Two Worlds Collide: Teaching Ourselves About Cape Cod’s First Inhabitants with Paul Savage
Friday afternoons from 2-4 p.m. in person at Wellfleet Preservation Hall
February 4, 11, 18, 25, and March 4.
Course limited to 24 participants.
N.B.: PARTICIPANTS MUST BE FULLY VACCINATED AND BOOSTERED!
IF NECESSARY, COURSE WILL MIGRATE TO ZOOM IF CONDITIONS CHANGE.
Cape Cod’s history is indelibly linked to Nov. 1620 when the Pilgrims landed at Provincetown. In Massachusetts, the Cape and Islands–and in numerous locations of North America--thousands of places are named for Native American peoples, cultures and nations. Yet most of the history we were taught in our schools comes from the European and American perspectives; Native American history is often generalized, glossed over, romanticized or not taught at all.

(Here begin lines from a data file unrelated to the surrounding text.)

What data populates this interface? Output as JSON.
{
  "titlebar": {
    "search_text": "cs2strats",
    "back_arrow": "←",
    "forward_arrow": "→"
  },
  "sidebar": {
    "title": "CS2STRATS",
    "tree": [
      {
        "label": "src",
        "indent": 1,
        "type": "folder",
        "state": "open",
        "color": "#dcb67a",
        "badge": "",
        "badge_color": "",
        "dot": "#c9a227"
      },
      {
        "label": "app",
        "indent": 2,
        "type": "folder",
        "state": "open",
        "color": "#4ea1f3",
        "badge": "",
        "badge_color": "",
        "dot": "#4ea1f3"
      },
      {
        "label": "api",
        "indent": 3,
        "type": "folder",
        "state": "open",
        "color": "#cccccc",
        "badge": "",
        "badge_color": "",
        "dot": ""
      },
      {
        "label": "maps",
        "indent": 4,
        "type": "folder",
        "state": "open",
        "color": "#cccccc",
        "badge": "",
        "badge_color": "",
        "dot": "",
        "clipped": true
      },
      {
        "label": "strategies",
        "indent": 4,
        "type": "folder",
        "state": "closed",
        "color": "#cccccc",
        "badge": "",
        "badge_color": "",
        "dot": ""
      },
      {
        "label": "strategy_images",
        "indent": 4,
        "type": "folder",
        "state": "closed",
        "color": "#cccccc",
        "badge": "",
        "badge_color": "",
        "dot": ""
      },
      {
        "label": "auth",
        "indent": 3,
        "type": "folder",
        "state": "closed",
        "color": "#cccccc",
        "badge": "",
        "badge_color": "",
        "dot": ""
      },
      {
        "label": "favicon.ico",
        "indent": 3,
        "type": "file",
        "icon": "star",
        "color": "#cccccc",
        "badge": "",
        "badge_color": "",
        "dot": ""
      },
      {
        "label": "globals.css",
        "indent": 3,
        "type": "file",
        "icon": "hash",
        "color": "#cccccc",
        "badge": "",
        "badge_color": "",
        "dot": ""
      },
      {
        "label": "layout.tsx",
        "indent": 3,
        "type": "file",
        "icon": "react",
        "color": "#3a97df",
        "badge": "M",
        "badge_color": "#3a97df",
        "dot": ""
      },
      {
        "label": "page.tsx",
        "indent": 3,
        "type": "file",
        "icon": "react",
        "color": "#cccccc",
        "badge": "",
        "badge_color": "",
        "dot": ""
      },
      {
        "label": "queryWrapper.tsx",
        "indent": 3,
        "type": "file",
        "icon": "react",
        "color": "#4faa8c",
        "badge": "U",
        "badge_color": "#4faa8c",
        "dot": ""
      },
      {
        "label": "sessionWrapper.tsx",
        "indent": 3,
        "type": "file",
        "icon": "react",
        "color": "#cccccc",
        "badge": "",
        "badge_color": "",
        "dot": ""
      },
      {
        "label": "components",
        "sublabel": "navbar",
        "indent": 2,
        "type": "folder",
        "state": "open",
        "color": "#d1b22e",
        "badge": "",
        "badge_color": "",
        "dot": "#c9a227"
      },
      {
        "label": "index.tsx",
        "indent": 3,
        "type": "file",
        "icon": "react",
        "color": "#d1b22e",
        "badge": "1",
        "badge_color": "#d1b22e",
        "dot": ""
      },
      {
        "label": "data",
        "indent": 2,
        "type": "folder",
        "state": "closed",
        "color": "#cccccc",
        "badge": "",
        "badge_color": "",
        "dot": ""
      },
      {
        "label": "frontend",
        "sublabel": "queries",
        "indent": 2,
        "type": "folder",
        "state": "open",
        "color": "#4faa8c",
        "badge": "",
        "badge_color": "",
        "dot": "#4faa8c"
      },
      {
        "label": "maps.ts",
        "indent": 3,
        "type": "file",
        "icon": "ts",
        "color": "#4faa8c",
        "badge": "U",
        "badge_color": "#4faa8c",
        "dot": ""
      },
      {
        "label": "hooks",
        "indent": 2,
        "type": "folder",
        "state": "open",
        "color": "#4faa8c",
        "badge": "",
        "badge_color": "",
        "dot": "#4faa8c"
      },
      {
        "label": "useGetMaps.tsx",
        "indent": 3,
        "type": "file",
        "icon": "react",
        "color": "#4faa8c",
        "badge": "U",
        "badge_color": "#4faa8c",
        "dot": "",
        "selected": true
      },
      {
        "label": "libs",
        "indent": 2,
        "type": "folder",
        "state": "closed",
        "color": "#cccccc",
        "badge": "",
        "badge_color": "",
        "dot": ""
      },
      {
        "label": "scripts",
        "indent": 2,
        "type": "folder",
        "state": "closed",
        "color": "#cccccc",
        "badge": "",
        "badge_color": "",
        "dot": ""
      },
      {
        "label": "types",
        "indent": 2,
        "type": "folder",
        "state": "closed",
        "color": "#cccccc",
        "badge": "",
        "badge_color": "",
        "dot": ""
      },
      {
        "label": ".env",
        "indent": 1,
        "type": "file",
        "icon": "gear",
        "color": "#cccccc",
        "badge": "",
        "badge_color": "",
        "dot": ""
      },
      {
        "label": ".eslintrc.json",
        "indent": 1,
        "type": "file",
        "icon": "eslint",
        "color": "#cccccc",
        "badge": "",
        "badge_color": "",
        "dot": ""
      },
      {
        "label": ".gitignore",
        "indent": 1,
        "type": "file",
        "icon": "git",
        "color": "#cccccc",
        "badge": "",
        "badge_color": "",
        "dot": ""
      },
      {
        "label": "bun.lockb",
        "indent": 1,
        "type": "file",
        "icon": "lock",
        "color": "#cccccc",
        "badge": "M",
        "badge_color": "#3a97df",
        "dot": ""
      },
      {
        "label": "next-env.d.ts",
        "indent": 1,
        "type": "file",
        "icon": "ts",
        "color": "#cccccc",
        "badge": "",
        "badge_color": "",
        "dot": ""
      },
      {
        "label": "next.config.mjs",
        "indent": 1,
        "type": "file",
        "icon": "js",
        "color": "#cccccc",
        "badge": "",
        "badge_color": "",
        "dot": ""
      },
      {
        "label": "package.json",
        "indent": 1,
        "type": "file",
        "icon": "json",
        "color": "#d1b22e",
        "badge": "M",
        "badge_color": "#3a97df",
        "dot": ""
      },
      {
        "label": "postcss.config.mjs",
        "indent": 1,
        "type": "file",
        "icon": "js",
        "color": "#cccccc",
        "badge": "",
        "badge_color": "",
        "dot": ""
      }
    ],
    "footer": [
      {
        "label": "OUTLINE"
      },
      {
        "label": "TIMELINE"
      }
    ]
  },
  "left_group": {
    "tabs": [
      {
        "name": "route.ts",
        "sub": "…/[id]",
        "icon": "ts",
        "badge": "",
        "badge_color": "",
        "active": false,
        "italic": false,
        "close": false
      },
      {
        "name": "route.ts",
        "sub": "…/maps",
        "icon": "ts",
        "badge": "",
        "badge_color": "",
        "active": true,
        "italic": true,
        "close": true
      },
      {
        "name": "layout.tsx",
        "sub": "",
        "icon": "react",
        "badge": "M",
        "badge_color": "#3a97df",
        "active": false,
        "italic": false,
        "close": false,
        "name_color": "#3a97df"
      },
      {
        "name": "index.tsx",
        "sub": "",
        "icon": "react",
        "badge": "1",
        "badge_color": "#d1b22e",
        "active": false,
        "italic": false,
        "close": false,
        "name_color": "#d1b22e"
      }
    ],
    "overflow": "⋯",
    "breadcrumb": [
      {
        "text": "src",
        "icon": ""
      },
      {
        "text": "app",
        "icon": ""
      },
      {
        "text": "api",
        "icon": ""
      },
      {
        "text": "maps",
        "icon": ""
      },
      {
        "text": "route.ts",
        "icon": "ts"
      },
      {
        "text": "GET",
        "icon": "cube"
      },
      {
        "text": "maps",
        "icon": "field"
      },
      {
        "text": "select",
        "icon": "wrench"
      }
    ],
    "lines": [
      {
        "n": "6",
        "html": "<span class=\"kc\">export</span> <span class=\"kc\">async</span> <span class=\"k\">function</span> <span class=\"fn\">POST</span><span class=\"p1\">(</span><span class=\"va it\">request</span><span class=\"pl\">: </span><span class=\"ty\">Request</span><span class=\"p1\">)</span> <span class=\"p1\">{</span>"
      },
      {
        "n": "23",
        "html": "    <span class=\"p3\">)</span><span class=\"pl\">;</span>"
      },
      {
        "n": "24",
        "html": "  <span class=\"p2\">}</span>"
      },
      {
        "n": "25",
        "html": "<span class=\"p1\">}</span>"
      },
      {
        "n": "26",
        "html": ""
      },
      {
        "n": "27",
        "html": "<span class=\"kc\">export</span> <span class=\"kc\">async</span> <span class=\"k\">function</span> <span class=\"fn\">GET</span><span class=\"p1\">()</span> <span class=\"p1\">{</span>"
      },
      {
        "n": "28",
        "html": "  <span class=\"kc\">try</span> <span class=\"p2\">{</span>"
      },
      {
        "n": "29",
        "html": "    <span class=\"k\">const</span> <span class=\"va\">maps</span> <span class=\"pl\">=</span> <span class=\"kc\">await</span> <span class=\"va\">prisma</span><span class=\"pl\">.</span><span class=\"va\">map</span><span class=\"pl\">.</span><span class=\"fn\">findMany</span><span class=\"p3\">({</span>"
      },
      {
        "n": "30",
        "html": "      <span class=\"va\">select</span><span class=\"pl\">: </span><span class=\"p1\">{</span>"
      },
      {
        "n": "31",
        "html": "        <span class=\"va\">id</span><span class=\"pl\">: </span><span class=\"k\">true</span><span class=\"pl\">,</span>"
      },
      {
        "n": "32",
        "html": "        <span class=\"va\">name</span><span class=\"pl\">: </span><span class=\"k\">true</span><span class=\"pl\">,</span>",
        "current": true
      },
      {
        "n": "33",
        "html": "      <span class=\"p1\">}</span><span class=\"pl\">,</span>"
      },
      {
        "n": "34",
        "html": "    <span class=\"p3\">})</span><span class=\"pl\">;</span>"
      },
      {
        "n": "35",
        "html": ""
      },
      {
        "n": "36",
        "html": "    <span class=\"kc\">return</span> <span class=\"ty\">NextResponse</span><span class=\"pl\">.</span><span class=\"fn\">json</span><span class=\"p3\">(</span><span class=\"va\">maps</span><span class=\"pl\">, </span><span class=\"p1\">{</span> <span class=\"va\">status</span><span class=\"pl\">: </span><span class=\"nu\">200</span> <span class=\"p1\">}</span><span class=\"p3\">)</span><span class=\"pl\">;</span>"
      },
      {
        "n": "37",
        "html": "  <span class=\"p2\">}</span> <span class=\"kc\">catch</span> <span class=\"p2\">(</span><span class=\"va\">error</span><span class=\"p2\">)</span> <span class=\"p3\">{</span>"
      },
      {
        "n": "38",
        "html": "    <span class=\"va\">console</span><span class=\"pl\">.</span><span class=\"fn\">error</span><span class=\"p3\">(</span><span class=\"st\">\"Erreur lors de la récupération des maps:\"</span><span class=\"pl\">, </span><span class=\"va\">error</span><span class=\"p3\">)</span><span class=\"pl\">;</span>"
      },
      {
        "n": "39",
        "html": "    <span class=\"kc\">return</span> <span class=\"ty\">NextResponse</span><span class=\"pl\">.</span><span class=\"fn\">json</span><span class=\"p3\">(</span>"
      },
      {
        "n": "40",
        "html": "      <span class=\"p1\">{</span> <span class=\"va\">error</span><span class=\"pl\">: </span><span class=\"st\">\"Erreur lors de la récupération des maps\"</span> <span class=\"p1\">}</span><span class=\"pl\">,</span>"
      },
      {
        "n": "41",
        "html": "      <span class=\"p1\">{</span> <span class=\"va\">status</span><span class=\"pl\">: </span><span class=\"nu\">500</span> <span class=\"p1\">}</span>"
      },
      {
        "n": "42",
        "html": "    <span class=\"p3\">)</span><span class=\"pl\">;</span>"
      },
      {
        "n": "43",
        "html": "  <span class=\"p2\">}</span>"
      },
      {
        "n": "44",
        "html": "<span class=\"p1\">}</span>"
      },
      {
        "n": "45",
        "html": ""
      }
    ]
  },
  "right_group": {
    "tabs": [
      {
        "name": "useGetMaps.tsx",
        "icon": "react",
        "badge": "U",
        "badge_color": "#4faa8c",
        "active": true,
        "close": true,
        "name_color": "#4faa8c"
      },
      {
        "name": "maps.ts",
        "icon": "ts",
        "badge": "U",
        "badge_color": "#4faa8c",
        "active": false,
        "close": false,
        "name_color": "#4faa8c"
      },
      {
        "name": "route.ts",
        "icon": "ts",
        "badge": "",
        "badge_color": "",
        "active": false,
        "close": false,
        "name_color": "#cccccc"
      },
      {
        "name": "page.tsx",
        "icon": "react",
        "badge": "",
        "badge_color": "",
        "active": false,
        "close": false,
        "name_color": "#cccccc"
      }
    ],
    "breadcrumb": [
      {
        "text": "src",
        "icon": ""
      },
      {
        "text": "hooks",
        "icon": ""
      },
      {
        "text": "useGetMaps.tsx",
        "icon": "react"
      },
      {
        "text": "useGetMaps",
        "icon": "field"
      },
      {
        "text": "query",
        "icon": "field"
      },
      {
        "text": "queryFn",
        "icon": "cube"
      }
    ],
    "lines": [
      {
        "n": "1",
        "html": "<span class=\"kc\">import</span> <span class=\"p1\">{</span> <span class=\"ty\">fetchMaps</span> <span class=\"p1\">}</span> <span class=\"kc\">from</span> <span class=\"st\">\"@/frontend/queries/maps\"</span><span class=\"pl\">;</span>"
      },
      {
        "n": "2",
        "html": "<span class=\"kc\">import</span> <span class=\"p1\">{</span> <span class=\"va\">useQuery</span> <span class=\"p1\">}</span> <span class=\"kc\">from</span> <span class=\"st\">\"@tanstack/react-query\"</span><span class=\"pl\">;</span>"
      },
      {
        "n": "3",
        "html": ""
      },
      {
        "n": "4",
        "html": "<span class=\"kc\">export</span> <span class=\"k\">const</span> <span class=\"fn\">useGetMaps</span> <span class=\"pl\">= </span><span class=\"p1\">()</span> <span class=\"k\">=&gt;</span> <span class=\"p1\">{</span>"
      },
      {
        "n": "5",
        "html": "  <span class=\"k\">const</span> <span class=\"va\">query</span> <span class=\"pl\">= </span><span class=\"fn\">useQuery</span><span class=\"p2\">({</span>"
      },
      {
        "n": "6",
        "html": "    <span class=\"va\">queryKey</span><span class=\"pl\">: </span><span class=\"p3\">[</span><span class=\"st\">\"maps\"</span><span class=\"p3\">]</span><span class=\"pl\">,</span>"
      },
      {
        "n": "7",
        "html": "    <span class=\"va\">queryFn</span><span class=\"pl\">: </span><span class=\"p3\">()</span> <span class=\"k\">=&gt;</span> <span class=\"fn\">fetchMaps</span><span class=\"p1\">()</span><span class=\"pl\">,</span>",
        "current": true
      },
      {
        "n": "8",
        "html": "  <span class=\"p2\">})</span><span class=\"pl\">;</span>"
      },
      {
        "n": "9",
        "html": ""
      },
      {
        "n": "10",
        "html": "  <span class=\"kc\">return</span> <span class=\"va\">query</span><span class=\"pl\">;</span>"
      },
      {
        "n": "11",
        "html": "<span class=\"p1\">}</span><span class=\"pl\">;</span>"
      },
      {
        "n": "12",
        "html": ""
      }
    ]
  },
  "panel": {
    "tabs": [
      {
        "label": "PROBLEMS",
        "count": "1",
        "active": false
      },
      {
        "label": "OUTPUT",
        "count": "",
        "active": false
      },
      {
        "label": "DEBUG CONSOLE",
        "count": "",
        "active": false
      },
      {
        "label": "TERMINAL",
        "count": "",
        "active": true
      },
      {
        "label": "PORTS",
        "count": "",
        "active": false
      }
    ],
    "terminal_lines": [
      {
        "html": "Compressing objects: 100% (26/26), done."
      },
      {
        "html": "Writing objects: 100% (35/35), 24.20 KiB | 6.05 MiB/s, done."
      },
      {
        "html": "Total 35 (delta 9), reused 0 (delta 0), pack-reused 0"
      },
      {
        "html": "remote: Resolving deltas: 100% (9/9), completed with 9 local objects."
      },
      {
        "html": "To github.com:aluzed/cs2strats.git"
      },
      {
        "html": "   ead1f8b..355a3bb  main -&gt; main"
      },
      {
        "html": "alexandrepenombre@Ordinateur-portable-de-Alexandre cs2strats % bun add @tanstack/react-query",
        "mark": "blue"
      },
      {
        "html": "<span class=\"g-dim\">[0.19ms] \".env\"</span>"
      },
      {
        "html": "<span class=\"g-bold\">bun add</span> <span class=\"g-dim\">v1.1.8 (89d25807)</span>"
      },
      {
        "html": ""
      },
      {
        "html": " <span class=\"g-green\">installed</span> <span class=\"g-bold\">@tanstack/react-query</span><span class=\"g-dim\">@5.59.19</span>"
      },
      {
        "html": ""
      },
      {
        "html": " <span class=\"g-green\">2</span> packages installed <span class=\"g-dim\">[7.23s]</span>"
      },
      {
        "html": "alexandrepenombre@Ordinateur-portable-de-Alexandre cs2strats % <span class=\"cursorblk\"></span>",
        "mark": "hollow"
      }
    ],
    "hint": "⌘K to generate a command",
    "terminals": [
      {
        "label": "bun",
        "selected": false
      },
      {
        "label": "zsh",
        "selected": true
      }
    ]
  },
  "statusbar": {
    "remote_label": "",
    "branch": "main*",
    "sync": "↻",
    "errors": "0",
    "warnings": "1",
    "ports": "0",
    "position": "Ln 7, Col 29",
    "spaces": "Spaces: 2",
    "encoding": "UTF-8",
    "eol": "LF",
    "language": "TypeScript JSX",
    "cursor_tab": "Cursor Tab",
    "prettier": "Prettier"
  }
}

Join retired Advanced Placement United States History teacher Paul Savage for a journey back to the origins of human settlement in North America and the Cape. This exploration will use historical thinking skills to open a new path of discovery to teach ourselves about the rich, highly advanced and complex cultures that were in North America for thousands of years before European settlement. The five sessions will emphasize the Native American history of the Cape and Islands.
The following themes will guide our journey:
- Migration and Settlement
- Power (Politics)
- Culture and Society
In addition to teaching ourselves about the foundation of Native American history prior to recorded history, the class will examine the diverse cultures and nations in North America (today’s Canada, the United States, Caribbean, Mexico, and Central America), the Eastern Woodlands people, which includes the Native cultures of New England. The class will also discover the Native Peoples of the Cape and Islands and discuss their impact on the region, their legacy and their future.
Through the use of historical thinking skills, we will use the skill of:
- Context, to know what happened before, during and after
- Comparison, to analyze the differences and similarities between the European colonizers and the Native Americans
- Causation, to examine the sparks that lit numerous genocidal conflicts, including the Pequot and King Philip wars
- Continuity, chronology and change-over-time, to map the transformation of Native peoples from migratory hunter-gatherers to the current state of Native American nations.
A major goal of the class is to virtually explore local Native American sites, artifacts and lore from ossuaries in Wellfleet to Corn Hill in Truro-- where Pilgrims took stored corn from the Nausets and disturbed a gravesite-- to the abandoned Native village of Pawtuxet, which became the site of Plymouth Plantation. In so doing we will hope to illuminate ourselves concerning the People of the First Light.
Readings for the course will include Nathaniel Philbrick's "Mayflower, A Story of Courage Community and War," William Chronon's "Changes in the Land," and local sources of insight into Wampanoag, as opposed to European, perspectives.